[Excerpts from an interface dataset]
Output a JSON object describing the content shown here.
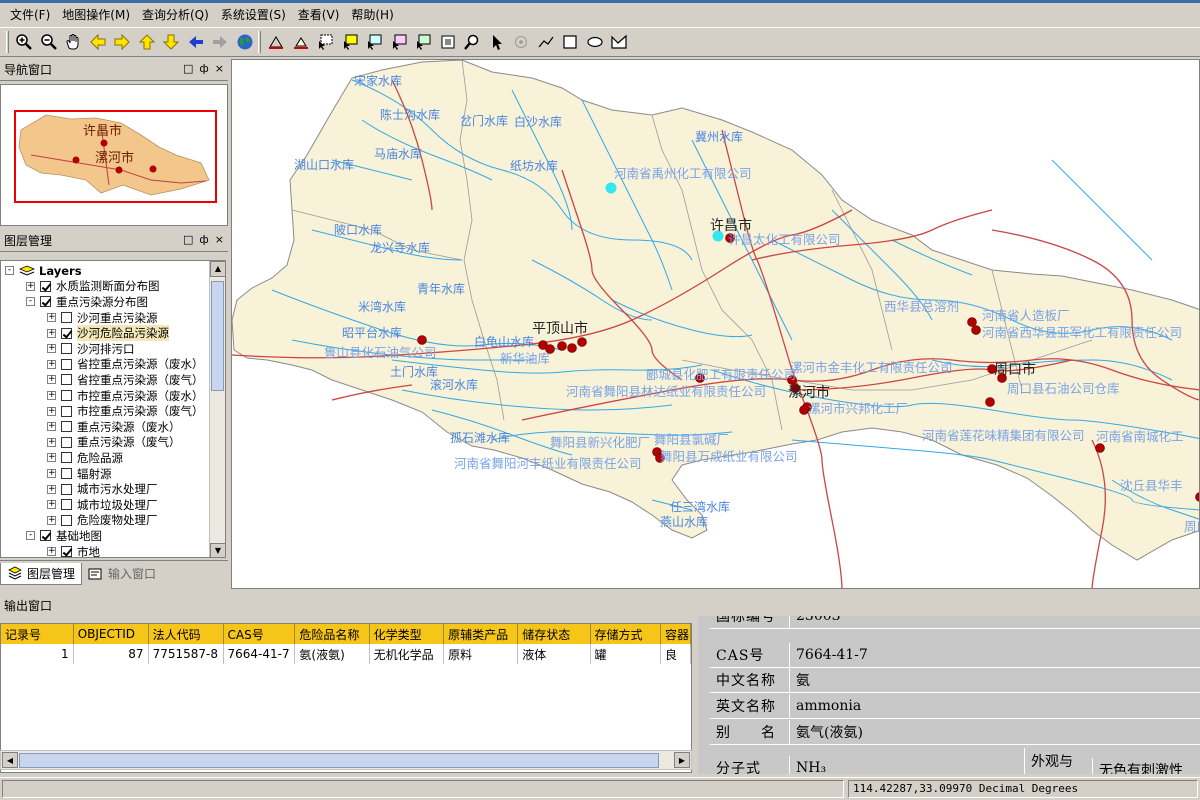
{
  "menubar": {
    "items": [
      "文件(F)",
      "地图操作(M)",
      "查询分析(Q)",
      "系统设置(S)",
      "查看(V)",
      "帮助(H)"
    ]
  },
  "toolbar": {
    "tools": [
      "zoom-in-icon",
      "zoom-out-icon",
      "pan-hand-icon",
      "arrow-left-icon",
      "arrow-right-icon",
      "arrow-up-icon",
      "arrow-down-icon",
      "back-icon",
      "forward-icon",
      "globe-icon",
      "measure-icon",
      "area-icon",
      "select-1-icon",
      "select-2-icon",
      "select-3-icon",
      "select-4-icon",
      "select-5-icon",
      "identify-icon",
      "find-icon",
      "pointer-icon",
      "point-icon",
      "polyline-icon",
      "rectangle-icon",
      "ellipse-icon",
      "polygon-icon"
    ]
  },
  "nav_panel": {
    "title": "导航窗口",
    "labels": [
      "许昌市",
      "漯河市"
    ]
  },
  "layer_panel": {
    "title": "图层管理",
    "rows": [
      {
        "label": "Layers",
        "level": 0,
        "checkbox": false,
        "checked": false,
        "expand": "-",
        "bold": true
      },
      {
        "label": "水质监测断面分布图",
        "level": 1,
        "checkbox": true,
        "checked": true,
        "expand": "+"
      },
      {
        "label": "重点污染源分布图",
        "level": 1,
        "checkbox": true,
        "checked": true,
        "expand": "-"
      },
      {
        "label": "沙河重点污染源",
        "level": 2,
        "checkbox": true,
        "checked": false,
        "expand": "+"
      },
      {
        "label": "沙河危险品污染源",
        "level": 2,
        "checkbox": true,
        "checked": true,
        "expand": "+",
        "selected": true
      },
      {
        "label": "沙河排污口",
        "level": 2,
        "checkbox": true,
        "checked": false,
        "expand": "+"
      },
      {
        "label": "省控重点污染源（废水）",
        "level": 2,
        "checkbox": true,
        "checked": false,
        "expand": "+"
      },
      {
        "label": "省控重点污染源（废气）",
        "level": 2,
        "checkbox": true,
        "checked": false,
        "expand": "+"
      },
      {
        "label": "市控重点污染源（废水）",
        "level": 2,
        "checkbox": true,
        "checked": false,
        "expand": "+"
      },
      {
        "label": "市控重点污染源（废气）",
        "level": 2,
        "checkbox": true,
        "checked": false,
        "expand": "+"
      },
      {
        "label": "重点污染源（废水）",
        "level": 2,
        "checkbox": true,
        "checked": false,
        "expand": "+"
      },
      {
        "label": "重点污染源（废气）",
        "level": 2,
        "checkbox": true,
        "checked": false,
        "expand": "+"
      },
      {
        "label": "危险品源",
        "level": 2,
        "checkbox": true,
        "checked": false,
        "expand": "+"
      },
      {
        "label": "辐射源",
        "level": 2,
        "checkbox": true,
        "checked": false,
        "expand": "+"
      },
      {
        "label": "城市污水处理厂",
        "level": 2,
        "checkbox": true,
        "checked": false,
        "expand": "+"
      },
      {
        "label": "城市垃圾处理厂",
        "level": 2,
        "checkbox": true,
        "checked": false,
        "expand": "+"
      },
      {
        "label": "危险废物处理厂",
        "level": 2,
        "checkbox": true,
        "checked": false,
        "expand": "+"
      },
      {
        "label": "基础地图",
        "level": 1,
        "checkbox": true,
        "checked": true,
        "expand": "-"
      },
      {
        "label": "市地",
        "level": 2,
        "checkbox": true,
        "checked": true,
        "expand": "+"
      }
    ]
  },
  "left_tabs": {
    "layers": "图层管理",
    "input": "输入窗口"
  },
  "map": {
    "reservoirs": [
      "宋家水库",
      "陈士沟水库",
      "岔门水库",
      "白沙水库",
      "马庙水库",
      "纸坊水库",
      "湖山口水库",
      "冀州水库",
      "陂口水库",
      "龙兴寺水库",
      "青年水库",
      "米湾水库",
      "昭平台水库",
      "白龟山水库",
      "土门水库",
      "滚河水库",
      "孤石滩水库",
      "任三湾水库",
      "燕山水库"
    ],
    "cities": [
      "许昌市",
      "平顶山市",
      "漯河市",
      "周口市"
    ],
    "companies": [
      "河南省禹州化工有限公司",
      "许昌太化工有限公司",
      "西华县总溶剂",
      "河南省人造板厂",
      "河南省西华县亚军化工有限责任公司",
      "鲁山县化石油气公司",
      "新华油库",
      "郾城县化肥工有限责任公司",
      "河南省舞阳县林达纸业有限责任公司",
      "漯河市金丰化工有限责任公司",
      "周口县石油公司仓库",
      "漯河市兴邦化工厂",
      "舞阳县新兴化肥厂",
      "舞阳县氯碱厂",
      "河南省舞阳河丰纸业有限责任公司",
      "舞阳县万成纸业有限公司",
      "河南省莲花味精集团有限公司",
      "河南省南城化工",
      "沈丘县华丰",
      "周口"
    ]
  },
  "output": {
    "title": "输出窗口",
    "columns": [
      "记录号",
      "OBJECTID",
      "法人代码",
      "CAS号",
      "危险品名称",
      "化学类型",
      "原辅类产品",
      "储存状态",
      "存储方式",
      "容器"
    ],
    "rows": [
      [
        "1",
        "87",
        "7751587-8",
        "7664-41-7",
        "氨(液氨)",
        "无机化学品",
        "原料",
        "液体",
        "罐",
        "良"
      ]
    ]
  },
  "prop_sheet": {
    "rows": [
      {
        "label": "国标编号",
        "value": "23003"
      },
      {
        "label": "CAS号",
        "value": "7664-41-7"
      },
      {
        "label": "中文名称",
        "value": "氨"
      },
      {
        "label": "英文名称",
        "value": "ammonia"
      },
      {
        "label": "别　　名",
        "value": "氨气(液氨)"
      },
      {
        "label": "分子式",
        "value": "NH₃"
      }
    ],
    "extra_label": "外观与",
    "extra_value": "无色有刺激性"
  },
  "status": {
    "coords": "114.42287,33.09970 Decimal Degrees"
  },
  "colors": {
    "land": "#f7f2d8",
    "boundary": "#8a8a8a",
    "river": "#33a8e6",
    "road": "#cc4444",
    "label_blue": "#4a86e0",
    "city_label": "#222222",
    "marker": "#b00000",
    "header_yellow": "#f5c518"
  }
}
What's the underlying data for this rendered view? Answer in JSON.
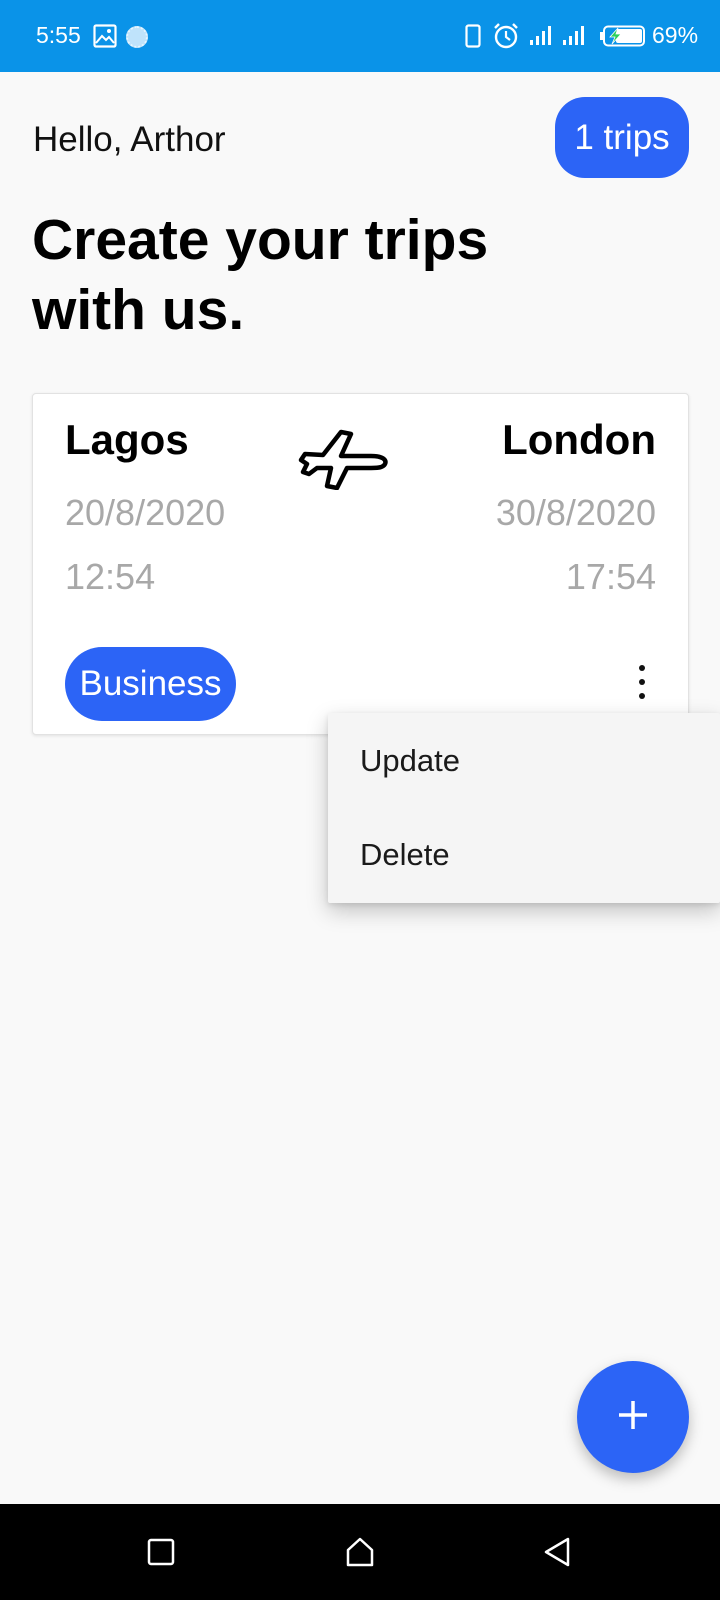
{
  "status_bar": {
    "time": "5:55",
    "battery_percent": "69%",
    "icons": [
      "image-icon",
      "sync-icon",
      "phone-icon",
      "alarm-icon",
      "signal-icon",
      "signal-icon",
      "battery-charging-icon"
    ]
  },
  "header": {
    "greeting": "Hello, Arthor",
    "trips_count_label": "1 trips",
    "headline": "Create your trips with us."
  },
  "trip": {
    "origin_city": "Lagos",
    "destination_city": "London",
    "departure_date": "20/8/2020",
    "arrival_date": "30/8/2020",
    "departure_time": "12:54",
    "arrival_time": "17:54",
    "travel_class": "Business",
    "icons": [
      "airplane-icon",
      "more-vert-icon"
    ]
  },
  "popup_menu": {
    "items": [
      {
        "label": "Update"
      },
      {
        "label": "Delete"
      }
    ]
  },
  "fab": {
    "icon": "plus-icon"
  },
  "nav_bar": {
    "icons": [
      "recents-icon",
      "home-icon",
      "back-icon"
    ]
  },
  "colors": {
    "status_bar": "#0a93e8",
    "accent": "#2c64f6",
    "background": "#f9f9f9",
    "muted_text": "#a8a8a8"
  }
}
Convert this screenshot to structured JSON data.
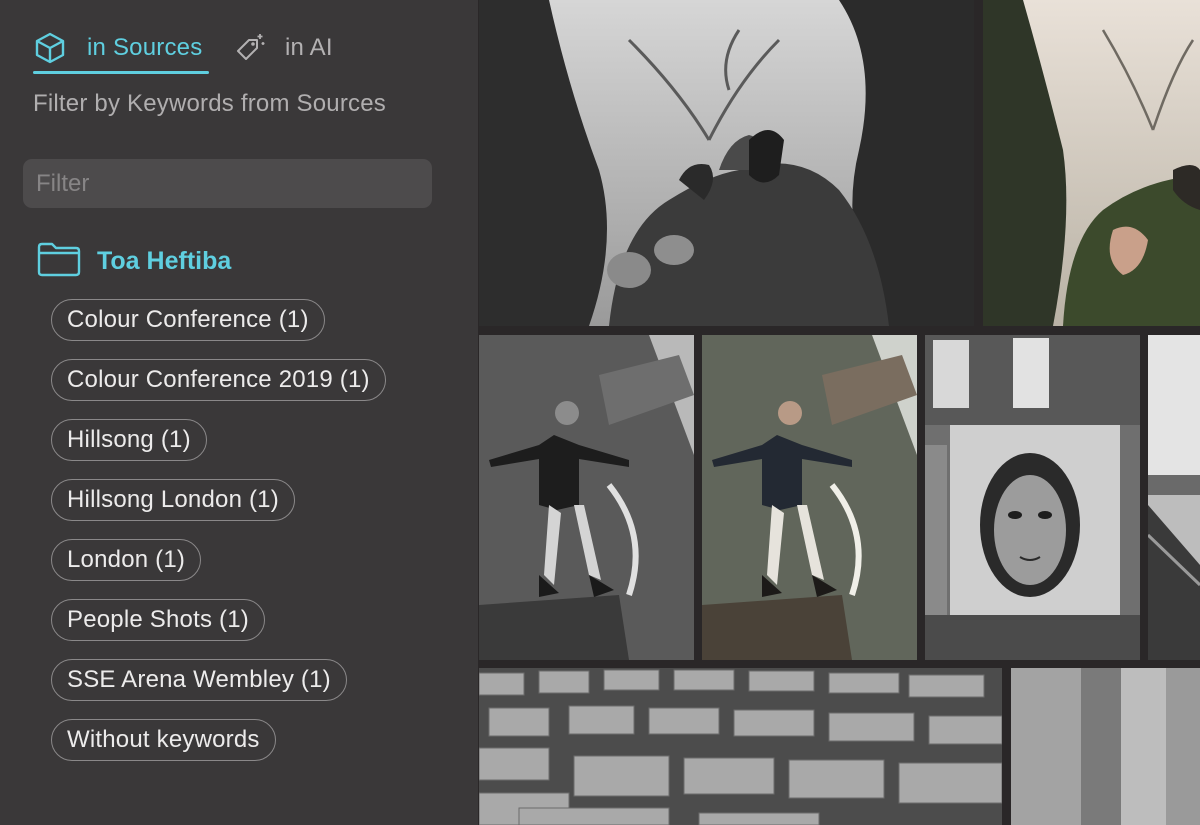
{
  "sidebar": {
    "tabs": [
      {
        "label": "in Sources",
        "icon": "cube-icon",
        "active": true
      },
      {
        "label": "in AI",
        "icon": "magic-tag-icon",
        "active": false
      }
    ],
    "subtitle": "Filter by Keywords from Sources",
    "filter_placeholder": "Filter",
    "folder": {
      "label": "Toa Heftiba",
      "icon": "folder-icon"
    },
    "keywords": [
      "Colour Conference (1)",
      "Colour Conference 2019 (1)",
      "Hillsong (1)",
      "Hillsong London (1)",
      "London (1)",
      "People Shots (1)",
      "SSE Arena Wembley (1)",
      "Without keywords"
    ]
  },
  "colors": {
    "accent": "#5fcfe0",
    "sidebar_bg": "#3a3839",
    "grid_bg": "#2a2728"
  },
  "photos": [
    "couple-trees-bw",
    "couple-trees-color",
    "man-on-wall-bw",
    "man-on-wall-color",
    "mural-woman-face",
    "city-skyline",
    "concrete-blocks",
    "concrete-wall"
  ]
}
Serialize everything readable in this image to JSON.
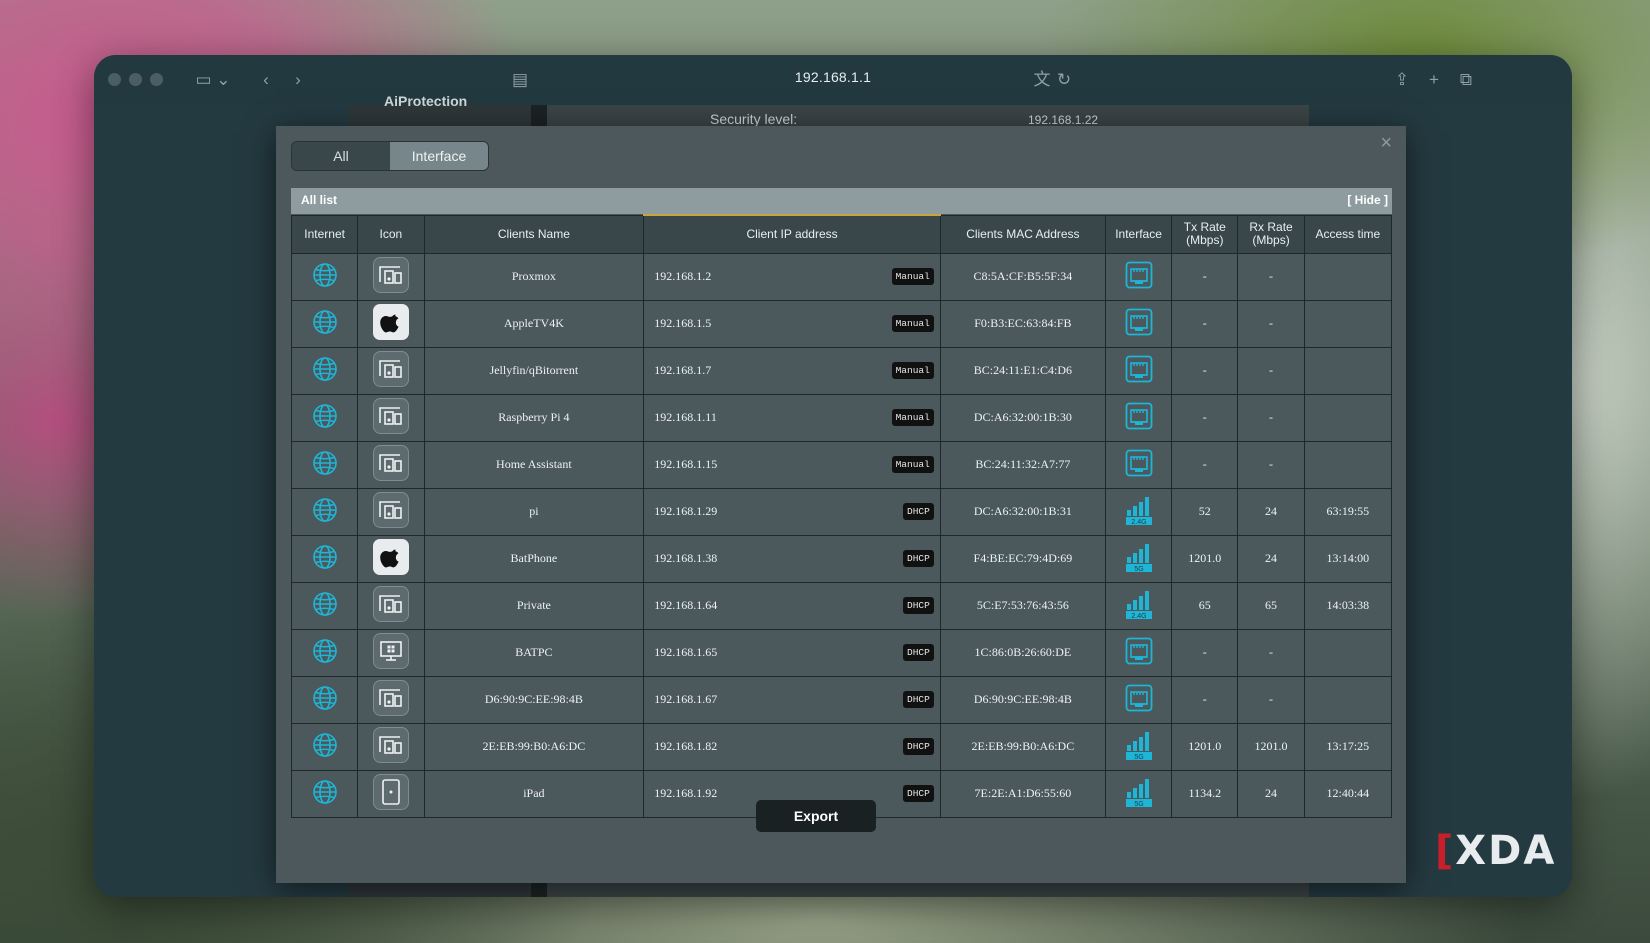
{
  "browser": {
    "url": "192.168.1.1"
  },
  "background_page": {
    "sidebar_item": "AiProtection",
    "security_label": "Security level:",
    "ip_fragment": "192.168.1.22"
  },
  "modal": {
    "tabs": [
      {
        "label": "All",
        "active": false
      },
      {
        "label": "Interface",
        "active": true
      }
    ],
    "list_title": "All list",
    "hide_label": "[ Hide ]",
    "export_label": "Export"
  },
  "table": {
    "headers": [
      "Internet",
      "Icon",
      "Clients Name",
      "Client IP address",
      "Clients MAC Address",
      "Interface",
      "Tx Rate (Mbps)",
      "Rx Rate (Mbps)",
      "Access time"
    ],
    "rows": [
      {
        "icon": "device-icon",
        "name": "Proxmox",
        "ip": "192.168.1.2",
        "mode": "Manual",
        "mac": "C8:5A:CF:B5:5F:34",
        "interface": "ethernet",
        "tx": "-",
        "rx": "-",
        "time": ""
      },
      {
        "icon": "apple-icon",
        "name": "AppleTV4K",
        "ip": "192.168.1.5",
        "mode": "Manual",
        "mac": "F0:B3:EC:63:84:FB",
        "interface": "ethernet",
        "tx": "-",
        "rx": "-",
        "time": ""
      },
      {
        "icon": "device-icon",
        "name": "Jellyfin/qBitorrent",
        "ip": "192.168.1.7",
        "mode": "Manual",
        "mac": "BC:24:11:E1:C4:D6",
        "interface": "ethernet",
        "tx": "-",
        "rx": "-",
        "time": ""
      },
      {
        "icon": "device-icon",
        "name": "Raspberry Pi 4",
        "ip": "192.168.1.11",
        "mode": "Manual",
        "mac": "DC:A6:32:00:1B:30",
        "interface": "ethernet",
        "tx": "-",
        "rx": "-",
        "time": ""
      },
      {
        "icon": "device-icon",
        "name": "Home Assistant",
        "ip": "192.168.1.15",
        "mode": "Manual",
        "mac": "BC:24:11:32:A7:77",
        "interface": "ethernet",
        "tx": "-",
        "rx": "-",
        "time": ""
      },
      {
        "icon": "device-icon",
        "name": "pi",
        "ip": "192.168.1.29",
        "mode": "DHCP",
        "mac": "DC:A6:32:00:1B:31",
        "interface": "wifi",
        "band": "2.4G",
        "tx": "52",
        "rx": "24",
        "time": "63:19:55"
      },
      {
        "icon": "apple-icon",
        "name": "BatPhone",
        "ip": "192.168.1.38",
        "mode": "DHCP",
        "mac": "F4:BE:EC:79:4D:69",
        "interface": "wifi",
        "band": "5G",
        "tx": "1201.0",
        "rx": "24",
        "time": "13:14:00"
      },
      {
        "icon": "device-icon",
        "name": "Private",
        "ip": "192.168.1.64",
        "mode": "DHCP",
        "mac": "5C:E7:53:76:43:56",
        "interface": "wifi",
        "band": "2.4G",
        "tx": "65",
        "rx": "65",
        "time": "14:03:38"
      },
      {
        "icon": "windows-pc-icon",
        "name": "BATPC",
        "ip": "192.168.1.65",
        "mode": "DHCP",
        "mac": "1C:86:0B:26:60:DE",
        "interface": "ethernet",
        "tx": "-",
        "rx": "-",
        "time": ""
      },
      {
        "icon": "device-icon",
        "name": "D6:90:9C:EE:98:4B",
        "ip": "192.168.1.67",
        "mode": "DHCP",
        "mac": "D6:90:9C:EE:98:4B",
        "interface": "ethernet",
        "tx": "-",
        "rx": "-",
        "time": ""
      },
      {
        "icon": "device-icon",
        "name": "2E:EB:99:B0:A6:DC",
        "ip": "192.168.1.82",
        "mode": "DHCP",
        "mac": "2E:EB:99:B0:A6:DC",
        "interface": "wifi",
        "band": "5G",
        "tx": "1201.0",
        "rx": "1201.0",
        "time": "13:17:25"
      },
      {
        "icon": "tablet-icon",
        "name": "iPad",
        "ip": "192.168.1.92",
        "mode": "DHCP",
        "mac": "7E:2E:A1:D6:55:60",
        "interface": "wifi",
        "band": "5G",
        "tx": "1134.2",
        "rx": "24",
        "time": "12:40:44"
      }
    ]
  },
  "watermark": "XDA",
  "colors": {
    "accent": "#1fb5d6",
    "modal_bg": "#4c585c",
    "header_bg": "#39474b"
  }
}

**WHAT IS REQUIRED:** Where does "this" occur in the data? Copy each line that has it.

**REPLY TO THE EXERCISE:**
What's the underlying data for this rendered view? Answer in JSON.
Convert this screenshot to structured JSON data.
Serialize everything readable in this image to JSON.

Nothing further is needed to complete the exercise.